The listing is to be printed word for word, pictures omitted.

*** Block opens ***

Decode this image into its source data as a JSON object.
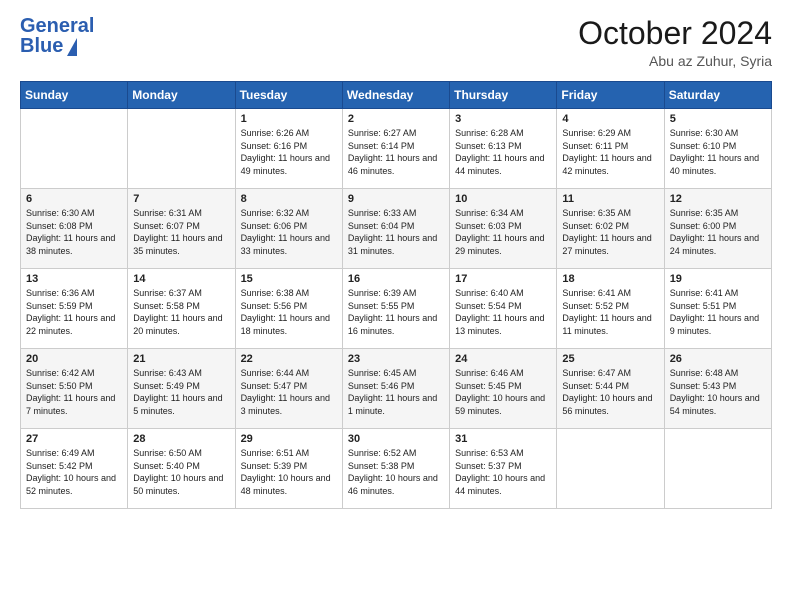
{
  "header": {
    "logo_line1": "General",
    "logo_line2": "Blue",
    "month_title": "October 2024",
    "location": "Abu az Zuhur, Syria"
  },
  "days_of_week": [
    "Sunday",
    "Monday",
    "Tuesday",
    "Wednesday",
    "Thursday",
    "Friday",
    "Saturday"
  ],
  "weeks": [
    [
      {
        "day": "",
        "content": ""
      },
      {
        "day": "",
        "content": ""
      },
      {
        "day": "1",
        "content": "Sunrise: 6:26 AM\nSunset: 6:16 PM\nDaylight: 11 hours and 49 minutes."
      },
      {
        "day": "2",
        "content": "Sunrise: 6:27 AM\nSunset: 6:14 PM\nDaylight: 11 hours and 46 minutes."
      },
      {
        "day": "3",
        "content": "Sunrise: 6:28 AM\nSunset: 6:13 PM\nDaylight: 11 hours and 44 minutes."
      },
      {
        "day": "4",
        "content": "Sunrise: 6:29 AM\nSunset: 6:11 PM\nDaylight: 11 hours and 42 minutes."
      },
      {
        "day": "5",
        "content": "Sunrise: 6:30 AM\nSunset: 6:10 PM\nDaylight: 11 hours and 40 minutes."
      }
    ],
    [
      {
        "day": "6",
        "content": "Sunrise: 6:30 AM\nSunset: 6:08 PM\nDaylight: 11 hours and 38 minutes."
      },
      {
        "day": "7",
        "content": "Sunrise: 6:31 AM\nSunset: 6:07 PM\nDaylight: 11 hours and 35 minutes."
      },
      {
        "day": "8",
        "content": "Sunrise: 6:32 AM\nSunset: 6:06 PM\nDaylight: 11 hours and 33 minutes."
      },
      {
        "day": "9",
        "content": "Sunrise: 6:33 AM\nSunset: 6:04 PM\nDaylight: 11 hours and 31 minutes."
      },
      {
        "day": "10",
        "content": "Sunrise: 6:34 AM\nSunset: 6:03 PM\nDaylight: 11 hours and 29 minutes."
      },
      {
        "day": "11",
        "content": "Sunrise: 6:35 AM\nSunset: 6:02 PM\nDaylight: 11 hours and 27 minutes."
      },
      {
        "day": "12",
        "content": "Sunrise: 6:35 AM\nSunset: 6:00 PM\nDaylight: 11 hours and 24 minutes."
      }
    ],
    [
      {
        "day": "13",
        "content": "Sunrise: 6:36 AM\nSunset: 5:59 PM\nDaylight: 11 hours and 22 minutes."
      },
      {
        "day": "14",
        "content": "Sunrise: 6:37 AM\nSunset: 5:58 PM\nDaylight: 11 hours and 20 minutes."
      },
      {
        "day": "15",
        "content": "Sunrise: 6:38 AM\nSunset: 5:56 PM\nDaylight: 11 hours and 18 minutes."
      },
      {
        "day": "16",
        "content": "Sunrise: 6:39 AM\nSunset: 5:55 PM\nDaylight: 11 hours and 16 minutes."
      },
      {
        "day": "17",
        "content": "Sunrise: 6:40 AM\nSunset: 5:54 PM\nDaylight: 11 hours and 13 minutes."
      },
      {
        "day": "18",
        "content": "Sunrise: 6:41 AM\nSunset: 5:52 PM\nDaylight: 11 hours and 11 minutes."
      },
      {
        "day": "19",
        "content": "Sunrise: 6:41 AM\nSunset: 5:51 PM\nDaylight: 11 hours and 9 minutes."
      }
    ],
    [
      {
        "day": "20",
        "content": "Sunrise: 6:42 AM\nSunset: 5:50 PM\nDaylight: 11 hours and 7 minutes."
      },
      {
        "day": "21",
        "content": "Sunrise: 6:43 AM\nSunset: 5:49 PM\nDaylight: 11 hours and 5 minutes."
      },
      {
        "day": "22",
        "content": "Sunrise: 6:44 AM\nSunset: 5:47 PM\nDaylight: 11 hours and 3 minutes."
      },
      {
        "day": "23",
        "content": "Sunrise: 6:45 AM\nSunset: 5:46 PM\nDaylight: 11 hours and 1 minute."
      },
      {
        "day": "24",
        "content": "Sunrise: 6:46 AM\nSunset: 5:45 PM\nDaylight: 10 hours and 59 minutes."
      },
      {
        "day": "25",
        "content": "Sunrise: 6:47 AM\nSunset: 5:44 PM\nDaylight: 10 hours and 56 minutes."
      },
      {
        "day": "26",
        "content": "Sunrise: 6:48 AM\nSunset: 5:43 PM\nDaylight: 10 hours and 54 minutes."
      }
    ],
    [
      {
        "day": "27",
        "content": "Sunrise: 6:49 AM\nSunset: 5:42 PM\nDaylight: 10 hours and 52 minutes."
      },
      {
        "day": "28",
        "content": "Sunrise: 6:50 AM\nSunset: 5:40 PM\nDaylight: 10 hours and 50 minutes."
      },
      {
        "day": "29",
        "content": "Sunrise: 6:51 AM\nSunset: 5:39 PM\nDaylight: 10 hours and 48 minutes."
      },
      {
        "day": "30",
        "content": "Sunrise: 6:52 AM\nSunset: 5:38 PM\nDaylight: 10 hours and 46 minutes."
      },
      {
        "day": "31",
        "content": "Sunrise: 6:53 AM\nSunset: 5:37 PM\nDaylight: 10 hours and 44 minutes."
      },
      {
        "day": "",
        "content": ""
      },
      {
        "day": "",
        "content": ""
      }
    ]
  ]
}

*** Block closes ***

- Exercise result -
Decode this image into its source data as a JSON object.
{
  "header": {
    "logo_line1": "General",
    "logo_line2": "Blue",
    "month_title": "October 2024",
    "location": "Abu az Zuhur, Syria"
  },
  "days_of_week": [
    "Sunday",
    "Monday",
    "Tuesday",
    "Wednesday",
    "Thursday",
    "Friday",
    "Saturday"
  ],
  "weeks": [
    [
      {
        "day": "",
        "content": ""
      },
      {
        "day": "",
        "content": ""
      },
      {
        "day": "1",
        "content": "Sunrise: 6:26 AM\nSunset: 6:16 PM\nDaylight: 11 hours and 49 minutes."
      },
      {
        "day": "2",
        "content": "Sunrise: 6:27 AM\nSunset: 6:14 PM\nDaylight: 11 hours and 46 minutes."
      },
      {
        "day": "3",
        "content": "Sunrise: 6:28 AM\nSunset: 6:13 PM\nDaylight: 11 hours and 44 minutes."
      },
      {
        "day": "4",
        "content": "Sunrise: 6:29 AM\nSunset: 6:11 PM\nDaylight: 11 hours and 42 minutes."
      },
      {
        "day": "5",
        "content": "Sunrise: 6:30 AM\nSunset: 6:10 PM\nDaylight: 11 hours and 40 minutes."
      }
    ],
    [
      {
        "day": "6",
        "content": "Sunrise: 6:30 AM\nSunset: 6:08 PM\nDaylight: 11 hours and 38 minutes."
      },
      {
        "day": "7",
        "content": "Sunrise: 6:31 AM\nSunset: 6:07 PM\nDaylight: 11 hours and 35 minutes."
      },
      {
        "day": "8",
        "content": "Sunrise: 6:32 AM\nSunset: 6:06 PM\nDaylight: 11 hours and 33 minutes."
      },
      {
        "day": "9",
        "content": "Sunrise: 6:33 AM\nSunset: 6:04 PM\nDaylight: 11 hours and 31 minutes."
      },
      {
        "day": "10",
        "content": "Sunrise: 6:34 AM\nSunset: 6:03 PM\nDaylight: 11 hours and 29 minutes."
      },
      {
        "day": "11",
        "content": "Sunrise: 6:35 AM\nSunset: 6:02 PM\nDaylight: 11 hours and 27 minutes."
      },
      {
        "day": "12",
        "content": "Sunrise: 6:35 AM\nSunset: 6:00 PM\nDaylight: 11 hours and 24 minutes."
      }
    ],
    [
      {
        "day": "13",
        "content": "Sunrise: 6:36 AM\nSunset: 5:59 PM\nDaylight: 11 hours and 22 minutes."
      },
      {
        "day": "14",
        "content": "Sunrise: 6:37 AM\nSunset: 5:58 PM\nDaylight: 11 hours and 20 minutes."
      },
      {
        "day": "15",
        "content": "Sunrise: 6:38 AM\nSunset: 5:56 PM\nDaylight: 11 hours and 18 minutes."
      },
      {
        "day": "16",
        "content": "Sunrise: 6:39 AM\nSunset: 5:55 PM\nDaylight: 11 hours and 16 minutes."
      },
      {
        "day": "17",
        "content": "Sunrise: 6:40 AM\nSunset: 5:54 PM\nDaylight: 11 hours and 13 minutes."
      },
      {
        "day": "18",
        "content": "Sunrise: 6:41 AM\nSunset: 5:52 PM\nDaylight: 11 hours and 11 minutes."
      },
      {
        "day": "19",
        "content": "Sunrise: 6:41 AM\nSunset: 5:51 PM\nDaylight: 11 hours and 9 minutes."
      }
    ],
    [
      {
        "day": "20",
        "content": "Sunrise: 6:42 AM\nSunset: 5:50 PM\nDaylight: 11 hours and 7 minutes."
      },
      {
        "day": "21",
        "content": "Sunrise: 6:43 AM\nSunset: 5:49 PM\nDaylight: 11 hours and 5 minutes."
      },
      {
        "day": "22",
        "content": "Sunrise: 6:44 AM\nSunset: 5:47 PM\nDaylight: 11 hours and 3 minutes."
      },
      {
        "day": "23",
        "content": "Sunrise: 6:45 AM\nSunset: 5:46 PM\nDaylight: 11 hours and 1 minute."
      },
      {
        "day": "24",
        "content": "Sunrise: 6:46 AM\nSunset: 5:45 PM\nDaylight: 10 hours and 59 minutes."
      },
      {
        "day": "25",
        "content": "Sunrise: 6:47 AM\nSunset: 5:44 PM\nDaylight: 10 hours and 56 minutes."
      },
      {
        "day": "26",
        "content": "Sunrise: 6:48 AM\nSunset: 5:43 PM\nDaylight: 10 hours and 54 minutes."
      }
    ],
    [
      {
        "day": "27",
        "content": "Sunrise: 6:49 AM\nSunset: 5:42 PM\nDaylight: 10 hours and 52 minutes."
      },
      {
        "day": "28",
        "content": "Sunrise: 6:50 AM\nSunset: 5:40 PM\nDaylight: 10 hours and 50 minutes."
      },
      {
        "day": "29",
        "content": "Sunrise: 6:51 AM\nSunset: 5:39 PM\nDaylight: 10 hours and 48 minutes."
      },
      {
        "day": "30",
        "content": "Sunrise: 6:52 AM\nSunset: 5:38 PM\nDaylight: 10 hours and 46 minutes."
      },
      {
        "day": "31",
        "content": "Sunrise: 6:53 AM\nSunset: 5:37 PM\nDaylight: 10 hours and 44 minutes."
      },
      {
        "day": "",
        "content": ""
      },
      {
        "day": "",
        "content": ""
      }
    ]
  ]
}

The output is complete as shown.